Within the listing below, locate all lines containing the word "from". Copy each one.

Input material:

# # # # #

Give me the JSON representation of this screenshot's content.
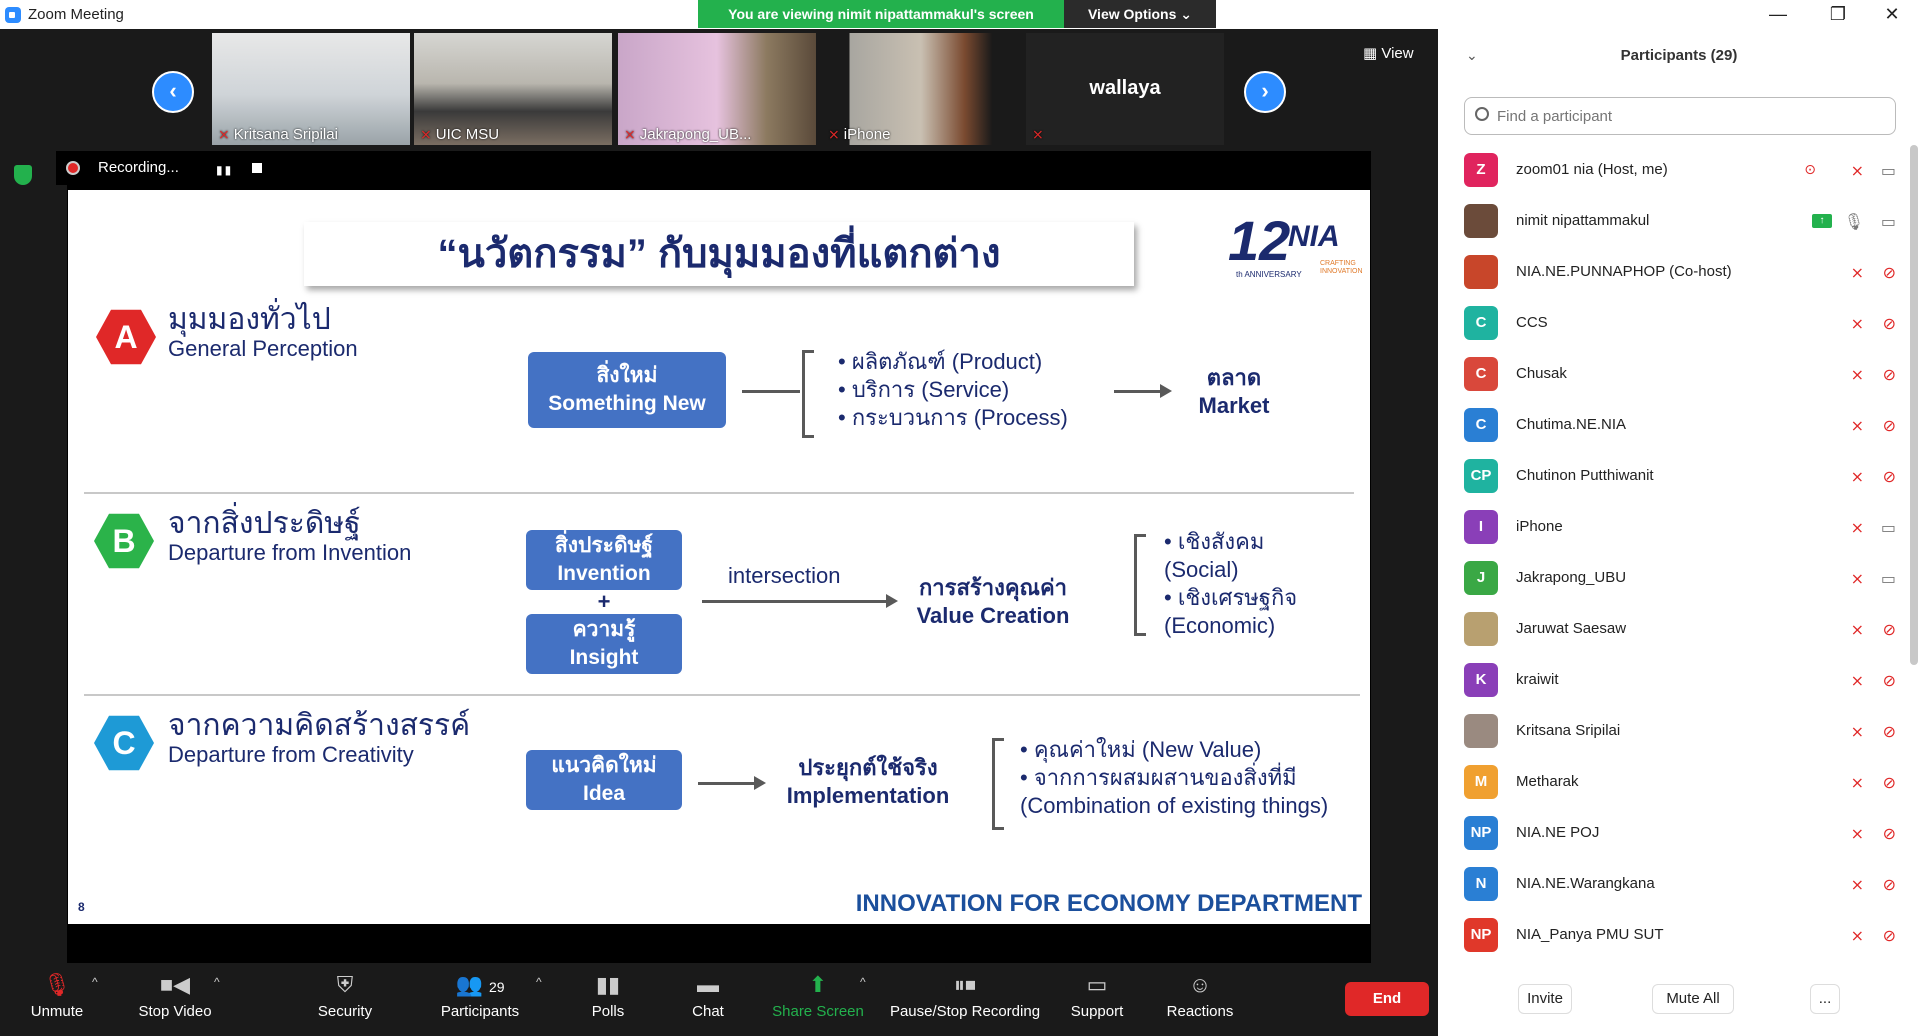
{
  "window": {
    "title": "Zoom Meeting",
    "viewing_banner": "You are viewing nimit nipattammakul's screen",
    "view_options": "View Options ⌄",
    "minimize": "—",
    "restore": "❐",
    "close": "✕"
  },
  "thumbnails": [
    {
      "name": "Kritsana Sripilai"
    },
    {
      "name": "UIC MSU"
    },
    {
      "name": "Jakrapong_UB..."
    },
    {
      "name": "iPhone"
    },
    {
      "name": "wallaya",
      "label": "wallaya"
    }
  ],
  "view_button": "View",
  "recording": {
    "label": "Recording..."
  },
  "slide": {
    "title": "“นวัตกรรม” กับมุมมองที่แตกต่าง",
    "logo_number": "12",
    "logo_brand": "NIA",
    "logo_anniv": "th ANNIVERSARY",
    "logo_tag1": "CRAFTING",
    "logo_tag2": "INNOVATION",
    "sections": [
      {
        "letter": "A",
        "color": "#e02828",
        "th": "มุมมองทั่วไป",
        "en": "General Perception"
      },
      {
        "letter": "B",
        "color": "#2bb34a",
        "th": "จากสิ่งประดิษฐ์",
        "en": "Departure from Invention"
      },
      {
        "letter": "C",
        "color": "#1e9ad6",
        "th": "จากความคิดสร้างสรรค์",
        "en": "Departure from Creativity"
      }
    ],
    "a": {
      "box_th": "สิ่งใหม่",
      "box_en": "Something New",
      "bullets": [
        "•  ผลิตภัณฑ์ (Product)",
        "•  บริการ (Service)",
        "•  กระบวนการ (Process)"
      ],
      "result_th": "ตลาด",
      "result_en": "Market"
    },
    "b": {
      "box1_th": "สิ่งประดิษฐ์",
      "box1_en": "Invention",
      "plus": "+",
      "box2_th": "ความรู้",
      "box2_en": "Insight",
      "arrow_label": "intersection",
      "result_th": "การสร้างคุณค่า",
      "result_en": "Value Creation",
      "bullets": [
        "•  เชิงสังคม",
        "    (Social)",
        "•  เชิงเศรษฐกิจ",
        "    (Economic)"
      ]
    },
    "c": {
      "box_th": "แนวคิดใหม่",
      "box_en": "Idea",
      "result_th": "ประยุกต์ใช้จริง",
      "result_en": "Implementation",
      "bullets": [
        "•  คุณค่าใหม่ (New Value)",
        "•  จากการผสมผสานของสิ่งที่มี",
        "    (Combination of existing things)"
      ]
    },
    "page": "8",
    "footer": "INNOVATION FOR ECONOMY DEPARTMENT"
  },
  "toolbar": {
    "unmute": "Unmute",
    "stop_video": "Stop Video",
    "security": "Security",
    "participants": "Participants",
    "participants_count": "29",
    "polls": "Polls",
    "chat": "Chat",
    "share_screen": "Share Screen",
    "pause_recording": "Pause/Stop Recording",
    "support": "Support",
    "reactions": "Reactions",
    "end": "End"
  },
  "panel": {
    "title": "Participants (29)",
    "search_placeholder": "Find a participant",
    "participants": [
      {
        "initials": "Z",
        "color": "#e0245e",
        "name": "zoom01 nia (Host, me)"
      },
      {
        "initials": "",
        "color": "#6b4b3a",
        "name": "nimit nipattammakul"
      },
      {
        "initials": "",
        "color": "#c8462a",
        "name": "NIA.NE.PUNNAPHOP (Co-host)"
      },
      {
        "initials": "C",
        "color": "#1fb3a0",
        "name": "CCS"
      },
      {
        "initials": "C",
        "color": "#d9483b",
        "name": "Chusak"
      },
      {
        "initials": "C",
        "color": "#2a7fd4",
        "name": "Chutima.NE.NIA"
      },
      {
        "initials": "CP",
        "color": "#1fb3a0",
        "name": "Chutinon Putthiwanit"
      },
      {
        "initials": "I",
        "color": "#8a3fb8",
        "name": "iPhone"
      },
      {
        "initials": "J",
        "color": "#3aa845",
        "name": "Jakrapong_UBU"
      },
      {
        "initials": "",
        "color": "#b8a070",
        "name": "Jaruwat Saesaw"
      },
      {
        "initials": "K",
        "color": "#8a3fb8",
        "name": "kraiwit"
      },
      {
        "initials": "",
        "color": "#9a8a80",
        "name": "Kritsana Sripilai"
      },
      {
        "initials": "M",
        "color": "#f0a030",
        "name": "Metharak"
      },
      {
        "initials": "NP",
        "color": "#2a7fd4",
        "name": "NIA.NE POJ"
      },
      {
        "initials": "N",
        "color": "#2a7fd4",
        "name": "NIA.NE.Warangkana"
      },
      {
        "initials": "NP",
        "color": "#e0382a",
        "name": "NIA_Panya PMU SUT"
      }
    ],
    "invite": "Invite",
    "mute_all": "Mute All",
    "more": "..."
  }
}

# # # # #

Solution to this task:
        "en": "Departure from Invention"
        "en": "Departure from Creativity"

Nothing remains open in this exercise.